- **TASK PROMPT**: Determine how many lines of the material below contain "value". Report only that figure.

▬▬▬▬▬▬

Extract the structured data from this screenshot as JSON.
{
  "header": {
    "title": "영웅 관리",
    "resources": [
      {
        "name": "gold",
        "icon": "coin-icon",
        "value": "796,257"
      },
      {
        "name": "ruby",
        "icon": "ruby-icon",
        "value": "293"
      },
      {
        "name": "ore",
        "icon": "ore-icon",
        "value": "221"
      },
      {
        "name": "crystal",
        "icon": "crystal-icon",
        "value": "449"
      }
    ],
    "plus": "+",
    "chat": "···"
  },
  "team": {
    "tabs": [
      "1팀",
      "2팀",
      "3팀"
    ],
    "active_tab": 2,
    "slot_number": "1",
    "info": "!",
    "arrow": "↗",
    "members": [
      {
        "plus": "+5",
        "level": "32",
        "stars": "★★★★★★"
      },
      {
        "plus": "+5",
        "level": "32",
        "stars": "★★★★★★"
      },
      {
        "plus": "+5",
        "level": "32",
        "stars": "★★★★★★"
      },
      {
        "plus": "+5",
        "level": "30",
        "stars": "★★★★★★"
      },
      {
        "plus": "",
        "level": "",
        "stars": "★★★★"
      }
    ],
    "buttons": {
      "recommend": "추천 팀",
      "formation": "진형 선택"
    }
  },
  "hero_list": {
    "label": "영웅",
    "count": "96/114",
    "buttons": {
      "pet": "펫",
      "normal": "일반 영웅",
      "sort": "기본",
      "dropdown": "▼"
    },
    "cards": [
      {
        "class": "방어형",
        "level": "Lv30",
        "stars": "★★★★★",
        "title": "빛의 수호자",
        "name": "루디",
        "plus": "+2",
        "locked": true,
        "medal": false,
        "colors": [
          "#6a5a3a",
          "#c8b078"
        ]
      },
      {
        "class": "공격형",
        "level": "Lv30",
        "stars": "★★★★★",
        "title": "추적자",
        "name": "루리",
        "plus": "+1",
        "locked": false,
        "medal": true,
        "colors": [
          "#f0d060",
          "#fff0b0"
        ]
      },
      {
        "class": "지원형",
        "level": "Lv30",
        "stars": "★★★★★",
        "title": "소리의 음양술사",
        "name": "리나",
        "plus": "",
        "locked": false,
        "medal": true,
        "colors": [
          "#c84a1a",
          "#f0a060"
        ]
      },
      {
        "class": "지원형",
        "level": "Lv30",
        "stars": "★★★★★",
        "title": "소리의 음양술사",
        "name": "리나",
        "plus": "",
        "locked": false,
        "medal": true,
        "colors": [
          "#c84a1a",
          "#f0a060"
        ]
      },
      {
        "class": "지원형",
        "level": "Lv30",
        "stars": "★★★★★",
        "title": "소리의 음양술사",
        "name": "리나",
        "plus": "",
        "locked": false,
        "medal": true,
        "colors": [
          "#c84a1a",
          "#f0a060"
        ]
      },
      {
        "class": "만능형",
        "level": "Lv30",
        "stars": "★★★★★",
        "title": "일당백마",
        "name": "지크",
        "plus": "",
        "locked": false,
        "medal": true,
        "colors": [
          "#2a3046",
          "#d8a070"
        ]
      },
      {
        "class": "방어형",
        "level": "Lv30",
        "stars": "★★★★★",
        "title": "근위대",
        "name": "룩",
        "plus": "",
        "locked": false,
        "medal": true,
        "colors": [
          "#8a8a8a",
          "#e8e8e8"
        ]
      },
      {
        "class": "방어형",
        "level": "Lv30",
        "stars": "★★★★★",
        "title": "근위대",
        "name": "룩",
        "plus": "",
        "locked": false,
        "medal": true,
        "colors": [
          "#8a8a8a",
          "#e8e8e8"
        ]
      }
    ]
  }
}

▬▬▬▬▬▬

- **TASK ANSWER**: 4